Address correspondence to Sheryl Davies, M.A., Center for Primary Care and Outcomes Research, Stanford University CHP/PCOR, 117 Encina Commons, Stanford, CA 94305-6019; e-mail: email@example.com. Patrick S. Romano, M.D., M.P.H., is with the Center for Healthcare Policy and Research, Division of General Medicine, University of California Davis School of Medicine, Davis, Davis, CA. Eric M. Schmidt, B.A., Ellen Schultz, M.S., Kathryn M. McDonald, M.M., are with the Center for Primary Care and Outcomes Research, Stanford University, Stanford, CA. Jeffrey J. Geppert, J.D., Med., is with the Centers for Public Health Research and Evaluation, Battelle Memorial Institute, Sacramento, CA.
Assessment of a Novel Hybrid Delphi and Nominal Groups Technique to Evaluate Quality Indicators
Article first published online: 25 JUL 2011
© Health Research and Educational Trust
Health Services Research
Volume 46, Issue 6pt1, pages 2005–2018, December 2011
How to Cite
Davies, S., Romano, P. S., Schmidt, E. M., Schultz, E., Geppert, J. J. and McDonald, K. M. (2011), Assessment of a Novel Hybrid Delphi and Nominal Groups Technique to Evaluate Quality Indicators. Health Services Research, 46: 2005–2018. doi: 10.1111/j.1475-6773.2011.01297.x
- Issue published online: 16 NOV 2011
- Article first published online: 25 JUL 2011
- Quality indicators;
- Delphi method;
- Nominal Group technique
Objective. To test the implementation of a novel structured panel process in the evaluation of quality indicators.
Data Source. National panel of 64 clinicians rating usefulness of indicator applications in 2008–2009.
Study Design. Hybrid panel combined Delphi Group and Nominal Group (NG) techniques to evaluate 81 indicator applications.
Principal Findings. The Delphi Group and NG rated 56 percent of indicator applications similarly. Group assignment (Delphi versus Nominal) was not significantly associated with mean ratings, but specialty and research interests of panelists, and indicator factors such as denominator level and proposed use were. Rating distributions narrowed significantly in 20.8 percent of applications between review rounds.

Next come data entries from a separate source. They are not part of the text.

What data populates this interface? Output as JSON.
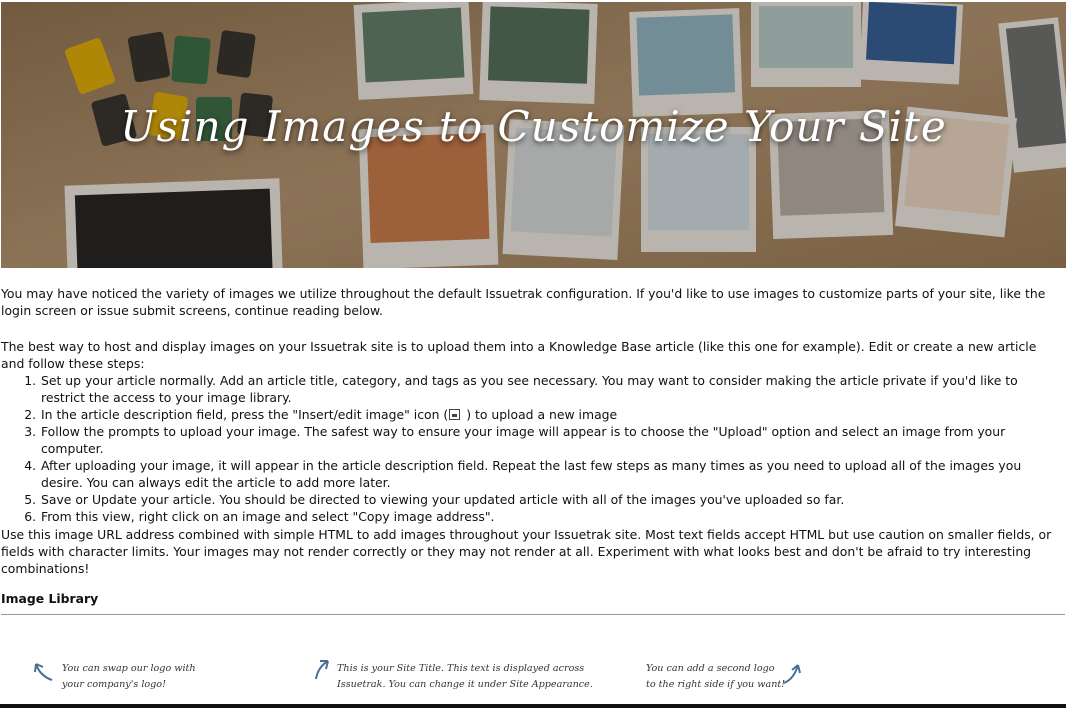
{
  "hero": {
    "title": "Using Images to Customize Your Site"
  },
  "article": {
    "intro": "You may have noticed the variety of images we utilize throughout the default Issuetrak configuration. If you'd like to use images to customize parts of your site, like the login screen or issue submit screens, continue reading below.",
    "steps_intro": "The best way to host and display images on your Issuetrak site is to upload them into a Knowledge Base article (like this one for example). Edit or create a new article and follow these steps:",
    "steps": [
      "Set up your article normally. Add an article title, category, and tags as you see necessary. You may want to consider making the article private if you'd like to restrict the access to your image library.",
      {
        "before_icon": "In the article description field, press the \"Insert/edit image\" icon (",
        "icon": "image-icon",
        "after_icon": ") to upload a new image"
      },
      "Follow the prompts to upload your image. The safest way to ensure your image will appear is to choose the \"Upload\" option and select an image from your computer.",
      "After uploading your image, it will appear in the article description field. Repeat the last few steps as many times as you need to upload all of the images you desire. You can always edit the article to add more later.",
      "Save or Update your article. You should be directed to viewing your updated article with all of the images you've uploaded so far.",
      "From this view, right click on an image and select \"Copy image address\"."
    ],
    "outro": "Use this image URL address combined with simple HTML to add images throughout your Issuetrak site. Most text fields accept HTML but use caution on smaller fields, or fields with character limits. Your images may not render correctly or they may not render at all. Experiment with what looks best and don't be afraid to try interesting combinations!"
  },
  "library": {
    "heading": "Image Library",
    "notes": [
      {
        "lines": [
          "You can swap our logo with",
          "your company's logo!"
        ],
        "arrow_icon": "arrow-up-left-icon"
      },
      {
        "lines": [
          "This is your Site Title. This text is displayed across",
          "Issuetrak. You can change it under Site Appearance."
        ],
        "arrow_icon": "arrow-up-right-icon"
      },
      {
        "lines": [
          "You can add a second logo",
          "to the right side if you want!"
        ],
        "arrow_icon": "arrow-up-right-icon"
      }
    ]
  },
  "colors": {
    "hero_overlay": "#a88a66",
    "text": "#111111",
    "rule": "#999999",
    "arrow": "#4a6f94"
  }
}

Conclusions. The hybrid panel process facilitated information exchange and tightened rating distributions. Future assessments of this method might include a control panel.